He left no stone unturned in the search for my brain squiggles (EEG), and although it took years for him to confirm that I am indeed epileptic, at least I now have closure on this. It made me highly anxious that there may have been some possibility that I could have a brain tumour, scar or be so deeply troubled that I might be able to lose consciousness and go blue and have convulsions all by myself. Then there were the lights, headaches, myoclonic jerks and medication side effects as well as partial seizures.

I could access the epilepsy nurse under my Neurological Consultant in England.

I will never be able to thank my neurologist enough for removing most of my medication.

I can now think.

But it wasn’t over there.

I am now back in Wales and continued to see my neurologist in England without any problems for several years. I did not have an epilepsy nurse, but that didn’t matter so much because I was assigned to a specialist neurologist.

Then the local health board was re-arranged to create a different funding structure a few years ago.

The county where I live does not have a Specialist Consultant Neurologist for Epilepsy or Epilepsy Nurse.

One day I got a letter from the hospital in England saying that my health board were no longer going to pay for my neurological consultations.

This decision had been taken by the local health board without assigning me to a Consultant Epilepsy Neurologist in Wales, or Consulting my General Practitioner or my consultant neurologist in England.

I was absolutely furious. I made a complaint with the help of an NHS Advocate.

I was not able to see my consultant for a year.

It took the health board that long to work out that they would have to pay for me to see a Consultant Neurologist in Wales if they did not continue to fund my trips to England.

As part of my complaint I asked the health board to tell me what they planned to do about access to epilepsy services in Wales.

Then there was a change in Government.

I am now deeply troubled by the current government’s ideas about private health care. (5)(6)

My health has suffered because there was not a joined up service. Under the new proposals, the NHS would be more open to private companies and further fragmentation.

I have seen how private companies and fragmentation has negatively affected the welfare state in Britain.

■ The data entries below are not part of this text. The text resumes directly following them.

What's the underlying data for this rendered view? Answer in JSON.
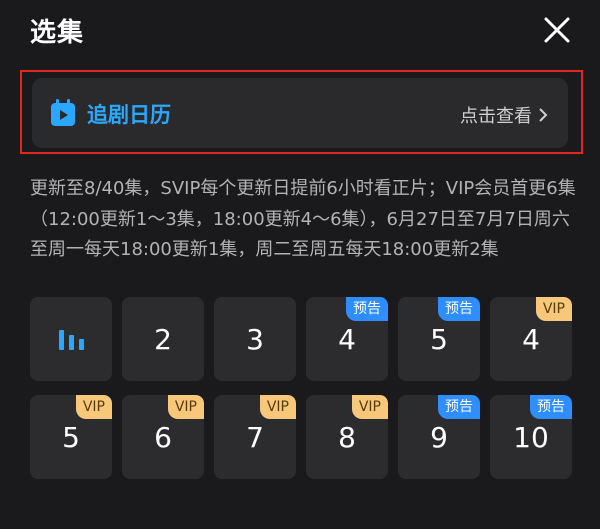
{
  "header": {
    "title": "选集"
  },
  "calendar": {
    "label": "追剧日历",
    "action": "点击查看",
    "icon": "calendar-play-icon",
    "accent_color": "#2aa8ff",
    "highlight_color": "#e0261f"
  },
  "description": "更新至8/40集，SVIP每个更新日提前6小时看正片；VIP会员首更6集（12:00更新1～3集，18:00更新4～6集），6月27日至7月7日周六至周一每天18:00更新1集，周二至周五每天18:00更新2集",
  "episodes": [
    {
      "label": "",
      "badge": "",
      "playing": true
    },
    {
      "label": "2",
      "badge": ""
    },
    {
      "label": "3",
      "badge": ""
    },
    {
      "label": "4",
      "badge": "预告",
      "badge_type": "preview"
    },
    {
      "label": "5",
      "badge": "预告",
      "badge_type": "preview"
    },
    {
      "label": "4",
      "badge": "VIP",
      "badge_type": "vip"
    },
    {
      "label": "5",
      "badge": "VIP",
      "badge_type": "vip"
    },
    {
      "label": "6",
      "badge": "VIP",
      "badge_type": "vip"
    },
    {
      "label": "7",
      "badge": "VIP",
      "badge_type": "vip"
    },
    {
      "label": "8",
      "badge": "VIP",
      "badge_type": "vip"
    },
    {
      "label": "9",
      "badge": "预告",
      "badge_type": "preview"
    },
    {
      "label": "10",
      "badge": "预告",
      "badge_type": "preview"
    }
  ],
  "colors": {
    "background": "#1a1a1c",
    "tile": "#2c2c2e",
    "preview_badge": "#2e8dff",
    "vip_badge": "#f7c77a"
  }
}
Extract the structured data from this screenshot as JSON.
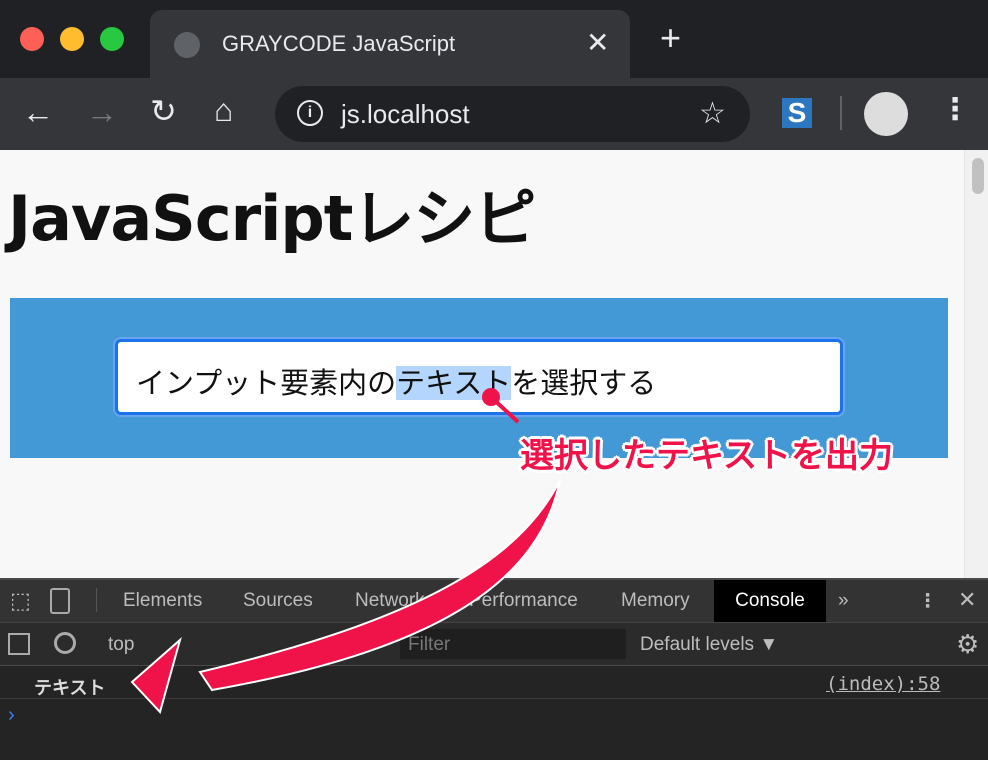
{
  "browser": {
    "tab_title": "GRAYCODE JavaScript",
    "url": "js.localhost"
  },
  "page": {
    "heading": "JavaScriptレシピ",
    "input_before": "インプット要素内の",
    "input_selected": "テキスト",
    "input_after": "を選択する",
    "annotation": "選択したテキストを出力"
  },
  "devtools": {
    "tabs": [
      "Elements",
      "Sources",
      "Network",
      "Performance",
      "Memory",
      "Console"
    ],
    "active_tab": "Console",
    "more": "»",
    "context": "top",
    "filter_placeholder": "Filter",
    "levels": "Default levels ▼",
    "log_message": "テキスト",
    "log_source": "(index):58",
    "prompt": "›"
  },
  "colors": {
    "accent_blue": "#4299d5",
    "annotation_red": "#f0134a"
  }
}
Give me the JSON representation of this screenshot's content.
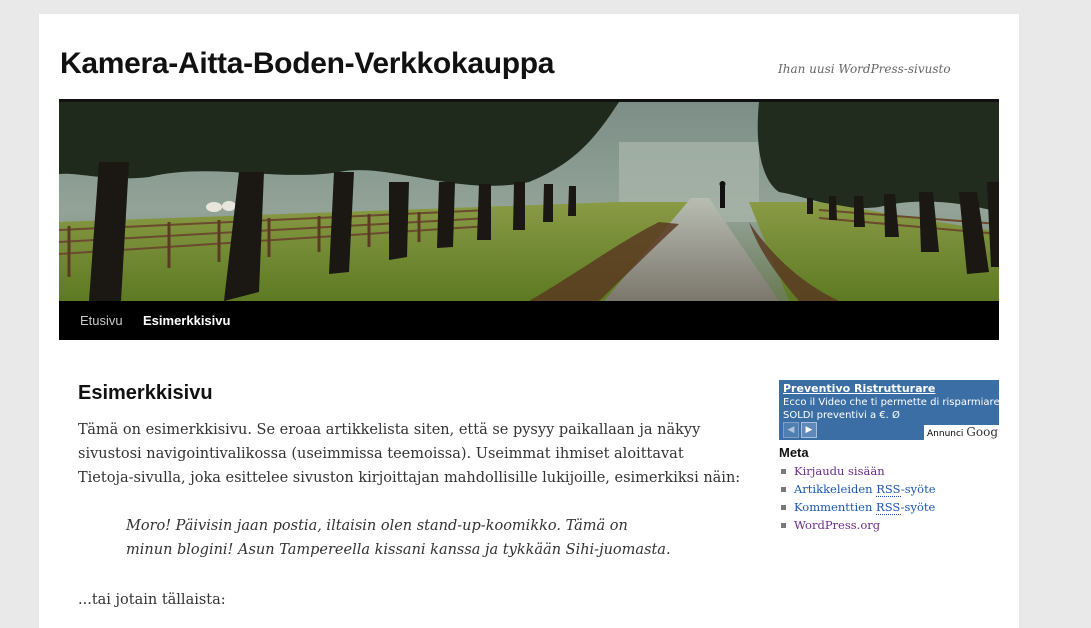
{
  "site": {
    "title": "Kamera-Aitta-Boden-Verkkokauppa",
    "description": "Ihan uusi WordPress-sivusto"
  },
  "nav": {
    "items": [
      {
        "label": "Etusivu",
        "current": false
      },
      {
        "label": "Esimerkkisivu",
        "current": true
      }
    ]
  },
  "article": {
    "title": "Esimerkkisivu",
    "paragraph1": [
      "Tämä on esimerkkisivu. Se eroaa artikkelista siten, että se pysyy paikallaan ja näkyy",
      "sivustosi navigointivalikossa (useimmissa teemoissa). Useimmat ihmiset aloittavat",
      "Tietoja-sivulla, joka esittelee sivuston kirjoittajan mahdollisille lukijoille, esimerkiksi näin:"
    ],
    "quote": [
      "Moro! Päivisin jaan postia, iltaisin olen stand-up-koomikko. Tämä on",
      "minun blogini! Asun Tampereella kissani kanssa ja tykkään Sihi-juomasta."
    ],
    "paragraph2": "...tai jotain tällaista:"
  },
  "ad": {
    "link": "Preventivo Ristrutturare",
    "line1": "Ecco il Video che ti permette di risparmiare",
    "line2": "SOLDI preventivi a €. Ø",
    "prev_icon": "arrow-left-icon",
    "next_icon": "arrow-right-icon",
    "footer_label": "Annunci",
    "footer_brand": "Goog",
    "colors": {
      "background": "#3b6ea5"
    }
  },
  "meta": {
    "title": "Meta",
    "items": [
      {
        "pre": "Kirjaudu sisään",
        "abbr": "",
        "post": "",
        "visited": true
      },
      {
        "pre": "Artikkeleiden ",
        "abbr": "RSS",
        "post": "-syöte",
        "visited": false
      },
      {
        "pre": "Kommenttien ",
        "abbr": "RSS",
        "post": "-syöte",
        "visited": false
      },
      {
        "pre": "WordPress.org",
        "abbr": "",
        "post": "",
        "visited": true
      }
    ]
  },
  "colors": {
    "page_background": "#e9e9e9",
    "nav_background": "#000000",
    "link": "#1b57b1",
    "visited_link": "#6e2c8c"
  }
}
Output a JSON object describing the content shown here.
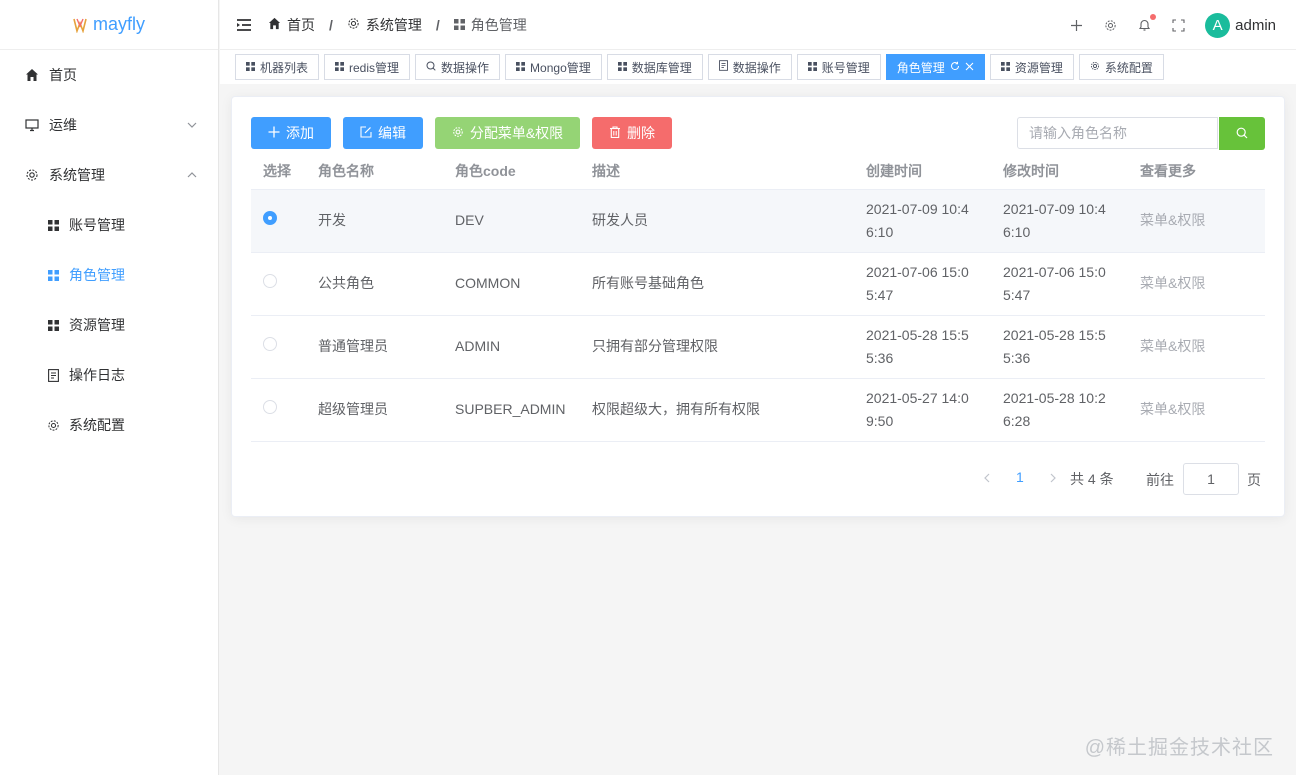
{
  "app": {
    "name": "mayfly"
  },
  "sidebar": {
    "items": [
      {
        "label": "首页",
        "icon": "home-icon"
      },
      {
        "label": "运维",
        "icon": "monitor-icon"
      },
      {
        "label": "系统管理",
        "icon": "gear-icon"
      }
    ],
    "subitems": [
      {
        "label": "账号管理",
        "icon": "grid-icon"
      },
      {
        "label": "角色管理",
        "icon": "grid-icon",
        "active": true
      },
      {
        "label": "资源管理",
        "icon": "grid-icon"
      },
      {
        "label": "操作日志",
        "icon": "document-icon"
      },
      {
        "label": "系统配置",
        "icon": "gear-icon"
      }
    ]
  },
  "header": {
    "breadcrumb": [
      "首页",
      "系统管理",
      "角色管理"
    ],
    "separator": "/",
    "user": {
      "avatar_letter": "A",
      "name": "admin"
    }
  },
  "tags": [
    "机器列表",
    "redis管理",
    "数据操作",
    "Mongo管理",
    "数据库管理",
    "数据操作",
    "账号管理",
    "角色管理",
    "资源管理",
    "系统配置"
  ],
  "toolbar": {
    "add": "添加",
    "edit": "编辑",
    "assign": "分配菜单&权限",
    "delete": "删除",
    "search_placeholder": "请输入角色名称"
  },
  "table": {
    "columns": [
      "选择",
      "角色名称",
      "角色code",
      "描述",
      "创建时间",
      "修改时间",
      "查看更多"
    ],
    "rows": [
      {
        "name": "开发",
        "code": "DEV",
        "desc": "研发人员",
        "created": "2021-07-09 10:46:10",
        "modified": "2021-07-09 10:46:10",
        "more": "菜单&权限",
        "selected": true
      },
      {
        "name": "公共角色",
        "code": "COMMON",
        "desc": "所有账号基础角色",
        "created": "2021-07-06 15:05:47",
        "modified": "2021-07-06 15:05:47",
        "more": "菜单&权限",
        "selected": false
      },
      {
        "name": "普通管理员",
        "code": "ADMIN",
        "desc": "只拥有部分管理权限",
        "created": "2021-05-28 15:55:36",
        "modified": "2021-05-28 15:55:36",
        "more": "菜单&权限",
        "selected": false
      },
      {
        "name": "超级管理员",
        "code": "SUPBER_ADMIN",
        "desc": "权限超级大，拥有所有权限",
        "created": "2021-05-27 14:09:50",
        "modified": "2021-05-28 10:26:28",
        "more": "菜单&权限",
        "selected": false
      }
    ]
  },
  "pagination": {
    "current": "1",
    "total": "共 4 条",
    "goto_label": "前往",
    "goto_value": "1",
    "page_label": "页"
  },
  "watermark": "@稀土掘金技术社区",
  "colors": {
    "primary": "#409eff",
    "success": "#67c23a",
    "danger": "#f56c6c",
    "assign": "#95d475"
  }
}
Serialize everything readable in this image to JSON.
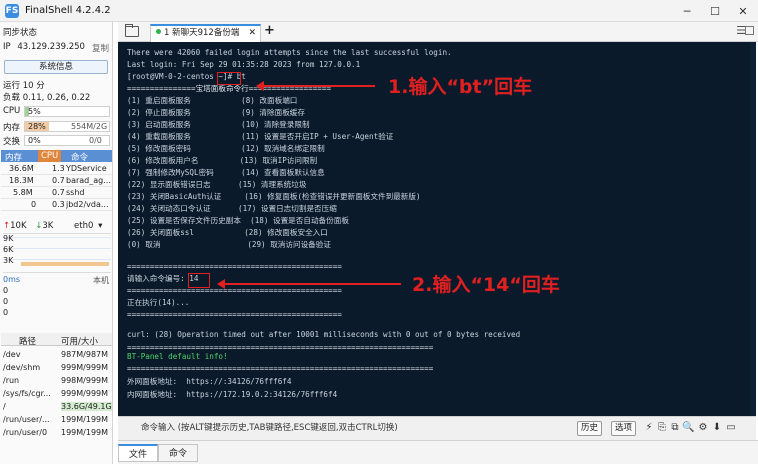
{
  "window": {
    "title": "FinalShell 4.2.4.2",
    "logo": "FS",
    "minimize_icon": "─",
    "maximize_icon": "☐",
    "close_icon": "✕"
  },
  "sidebar": {
    "sync_status": "同步状态",
    "ip_label": "IP",
    "ip_value": "43.129.239.250",
    "copy_label": "复制",
    "sysinfo_button": "系统信息",
    "uptime": "运行 10 分",
    "load": "负载 0.11, 0.26, 0.22",
    "cpu": {
      "label": "CPU",
      "value": "5%",
      "percent": 5
    },
    "mem": {
      "label": "内存",
      "percent_text": "28%",
      "percent": 28,
      "detail": "554M/2G"
    },
    "swap": {
      "label": "交换",
      "percent_text": "0%",
      "percent": 0,
      "detail": "0/0"
    },
    "process_headers": [
      "内存",
      "CPU",
      "命令"
    ],
    "processes": [
      {
        "mem": "36.6M",
        "cpu": "1.3",
        "cmd": "YDService"
      },
      {
        "mem": "18.3M",
        "cpu": "0.7",
        "cmd": "barad_ag..."
      },
      {
        "mem": "5.8M",
        "cpu": "0.7",
        "cmd": "sshd"
      },
      {
        "mem": "0",
        "cpu": "0.3",
        "cmd": "jbd2/vda..."
      }
    ],
    "net": {
      "up": "10K",
      "down": "3K",
      "iface": "eth0",
      "up_arrow": "↑",
      "down_arrow": "↓",
      "ticks": [
        "9K",
        "6K",
        "3K"
      ]
    },
    "ping": {
      "value": "0ms",
      "host": "本机",
      "ticks": [
        "0",
        "0",
        "0"
      ]
    },
    "disk_headers": [
      "路径",
      "可用/大小"
    ],
    "disks": [
      {
        "path": "/dev",
        "size": "987M/987M"
      },
      {
        "path": "/dev/shm",
        "size": "999M/999M"
      },
      {
        "path": "/run",
        "size": "998M/999M"
      },
      {
        "path": "/sys/fs/cgr...",
        "size": "999M/999M"
      },
      {
        "path": "/",
        "size": "33.6G/49.1G"
      },
      {
        "path": "/run/user/...",
        "size": "199M/199M"
      },
      {
        "path": "/run/user/0",
        "size": "199M/199M"
      }
    ]
  },
  "tabs": {
    "active": "1 新聊天912备份端",
    "close": "✕",
    "add": "+"
  },
  "terminal": {
    "lines": [
      "There were 42060 failed login attempts since the last successful login.",
      "Last login: Fri Sep 29 01:35:28 2023 from 127.0.0.1",
      "[root@VM-0-2-centos ~]# bt",
      "===============宝塔面板命令行==================",
      "(1) 重启面板服务           (8) 改面板端口",
      "(2) 停止面板服务           (9) 清除面板缓存",
      "(3) 启动面板服务           (10) 清除登录限制",
      "(4) 重载面板服务           (11) 设置是否开启IP + User-Agent验证",
      "(5) 修改面板密码           (12) 取消域名绑定限制",
      "(6) 修改面板用户名         (13) 取消IP访问限制",
      "(7) 强制修改MySQL密码      (14) 查看面板默认信息",
      "(22) 显示面板错误日志      (15) 清理系统垃圾",
      "(23) 关闭BasicAuth认证     (16) 修复面板(检查错误并更新面板文件到最新版)",
      "(24) 关闭动态口令认证      (17) 设置日志切割是否压缩",
      "(25) 设置是否保存文件历史副本  (18) 设置是否自动备份面板",
      "(26) 关闭面板ssl           (28) 修改面板安全入口",
      "(0) 取消                   (29) 取消访问设备验证",
      "===============================================",
      "请输入命令编号: 14",
      "===============================================",
      "正在执行(14)...",
      "===============================================",
      "curl: (28) Operation timed out after 10001 milliseconds with 0 out of 0 bytes received",
      "===================================================================",
      "BT-Panel default info!",
      "===================================================================",
      "外网面板地址:  https://:34126/76fff6f4",
      "内网面板地址:  https://172.19.0.2:34126/76fff6f4"
    ]
  },
  "annotations": {
    "step1": "1.输入“bt”回车",
    "step2": "2.输入“14“回车"
  },
  "cmdbar": {
    "placeholder": "命令输入 (按ALT键提示历史,TAB键路径,ESC键返回,双击CTRL切换)",
    "history": "历史",
    "options": "选项",
    "icons": [
      "⚡",
      "⎘",
      "⧉",
      "🔍",
      "⚙",
      "⬇",
      "▭"
    ]
  },
  "bottom_tabs": [
    "文件",
    "命令"
  ]
}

I find it deeply troubling that more and more people not just with epilepsy but with other health problems will fall through the gaps or face charges for care when there is no money.

If your health is poor you can’t work.

I feel like I have to do all the health care work for myself.

I still don’t have an epilepsy nurse.

In comparison to some countries I obviously feel grateful to have health care at all.

This is not everyone’s experience of epilepsy care in Britain, but it is mine.

1) http://rosewinelover.com/2013/02/25/you-wont-be-seeing-frank-any-more-hes-no-longer-here/

2)http://publications.nice.org.uk/the-epilepsies-the-diagnosis-and-management-of-the-epilepsies-in-adults-and-children-in-primary-and-cg137

3)http://publications.nice.org.uk/the-epilepsies-the-diagnosis-and-management-of-the-epilepsies-in-adults-and-children-in-primary-and-cg137/key-priorities-for-implementation#management

4) Epilepsy Action http://www.epilepsy.org.uk/

5) http://www.bbc.co.uk/news/health-21649307

6) http://www.bbc.co.uk/news/health-21703667

Coconut oil for dementia and alzheimers disease – Natural News.com

http://www.naturalnews.com/039388_coconut_oil_dementia_Alzheimers_disease.html

Really interesting information about coconut oil and inflammation caused by oxidative stress in the brain.

Thanks to which ever blogger it was that put up a link to Nautral News – I can’t find the origional link but thanks and please identify yourself to me so I can credit you!